The World Without Us

What if all human beings suddenly disappeared? Poof—no reason required. What would happen to our earth? A book by Alan Weisman. <i>Thomas Dunne. $24.95.</i>


What if all human beings suddenly disappeared? Poof—no reason required. What would happen to the earth, our earth? As Alan Weisman explains in this intriguing thought experiment, most traces of us disappear—give or take a few millennia. Within days, without engineers to man the pumps, Manhattan’s subway tunnels reclaim their birthright as creeks, cultivating sinkholes in the streets above. Within 50 years most houses have collapsed. The Statue of Liberty, submerged by rising seas, survives, alongside most of the world’s bronze sculptures, old copper pennies, and the Chunnel. In 100,000 years or so, atmospheric carbon dioxide levels reset to prehuman levels. Yet, paradoxically, some things get worse. Without us to babysit them, abandoned nuclear and petrochemical plants burn, leak, melt down, and decay.

The World Without Us is as disturbing as the pronouncement of a terminal diagnosis and as fun as a spritz of schadenfreude, where the misfortune we cheer is the end of our own species. Weisman takes a long view of history, examining the bones and stones of ancient civilizations and our earliest hominid ancestors for clues to what might survive us. He tours odd corners of the world, uncovering scientists and engineers who deconstruct the final days of our greatest monuments. Without us monkeying with the planet, our closest kin rebound. Chimpanzees own Central Africa, while brainy baboons start our world-dominance experiment all over again.

Beyond this epic hypothetical quest, Weisman presents an emotional exercise the likes of which Buddhists have been advocating for ages: to meditate on the world after me. Although the human footprint is huge, it’s ultimately ephemeral. The planet will survive without us. Not the reverse.

DOES IT FEEL LIKE POLITICS IS AT A BREAKING POINT?

Headshot of Editor in Chief of Mother Jones, Clara Jeffery

It sure feels that way to me, and here at Mother Jones, we’ve been thinking a lot about what journalism needs to do differently, and how we can have the biggest impact.

We kept coming back to one word: corruption. Democracy and the rule of law being undermined by those with wealth and power for their own gain. So we're launching an ambitious Mother Jones Corruption Project to do deep, time-intensive reporting on systemic corruption, and asking the MoJo community to help crowdfund it.

We aim to hire, build a team, and give them the time and space needed to understand how we got here and how we might get out. We want to dig into the forces and decisions that have allowed massive conflicts of interest, influence peddling, and win-at-all-costs politics to flourish.

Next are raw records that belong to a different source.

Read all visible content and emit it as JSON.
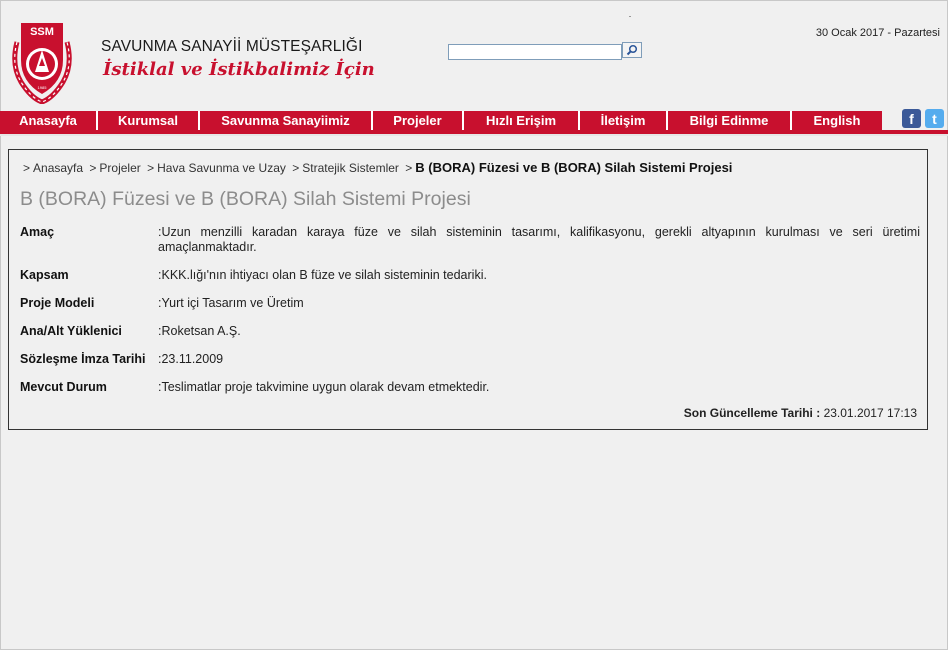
{
  "header": {
    "org_name": "SAVUNMA SANAYİİ MÜSTEŞARLIĞI",
    "slogan": "İstiklal ve İstikbalimiz İçin",
    "logo_text": "SSM",
    "logo_year": "1985",
    "date": "30 Ocak 2017 - Pazartesi",
    "search": {
      "value": "",
      "placeholder": ""
    }
  },
  "nav": {
    "items": [
      {
        "label": "Anasayfa"
      },
      {
        "label": "Kurumsal"
      },
      {
        "label": "Savunma Sanayiimiz"
      },
      {
        "label": "Projeler"
      },
      {
        "label": "Hızlı Erişim"
      },
      {
        "label": "İletişim"
      },
      {
        "label": "Bilgi Edinme"
      },
      {
        "label": "English"
      }
    ]
  },
  "social": {
    "facebook": "f",
    "twitter": "t"
  },
  "breadcrumb": {
    "items": [
      "Anasayfa",
      "Projeler",
      "Hava Savunma ve Uzay",
      "Stratejik Sistemler"
    ],
    "current": "B (BORA) Füzesi ve B (BORA) Silah Sistemi Projesi",
    "separator": ">"
  },
  "page": {
    "title": "B (BORA) Füzesi ve B (BORA) Silah Sistemi Projesi",
    "fields": [
      {
        "label": "Amaç",
        "value": "Uzun menzilli karadan karaya füze ve silah sisteminin tasarımı, kalifikasyonu, gerekli altyapının kurulması ve seri üretimi amaçlanmaktadır."
      },
      {
        "label": "Kapsam",
        "value": "KKK.lığı'nın ihtiyacı olan B füze ve silah sisteminin tedariki."
      },
      {
        "label": "Proje Modeli",
        "value": "Yurt içi Tasarım ve Üretim"
      },
      {
        "label": "Ana/Alt Yüklenici",
        "value": "Roketsan A.Ş."
      },
      {
        "label": "Sözleşme İmza Tarihi",
        "value": "23.11.2009"
      },
      {
        "label": "Mevcut Durum",
        "value": "Teslimatlar proje takvimine uygun olarak devam etmektedir."
      }
    ],
    "updated_label": "Son Güncelleme Tarihi :",
    "updated_value": "23.01.2017 17:13"
  },
  "colors": {
    "brand_red": "#c8102e",
    "title_gray": "#8c8c8c"
  }
}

It's unlike anything we've done, and we have seed funding to get started, but we're looking to raise $500,000 from readers by July when we'll be making key budgeting decisions—and the more resources we have by then, the deeper we can dig. If our plan sounds good to you, please help kickstart it with a tax-deductible donation today.

Thanks for reading—whether or not you can pitch in today, or ever, I'm glad you're with us.

Signed by Clara Jeffery

Clara Jeffery, Editor-in-Chief

We Recommend

Latest

Sign up for our newsletters

Subscribe and we'll send Mother Jones straight to your inbox.

Get our award-winning magazine

Save big on a full year of investigations, ideas, and insights.

Subscribe

Support our journalism

Help Mother Jones' reporters dig deep with a tax-deductible donation.

Donate

Share your feedback: We’re planning to launch a new version of the comments section. Help us test it.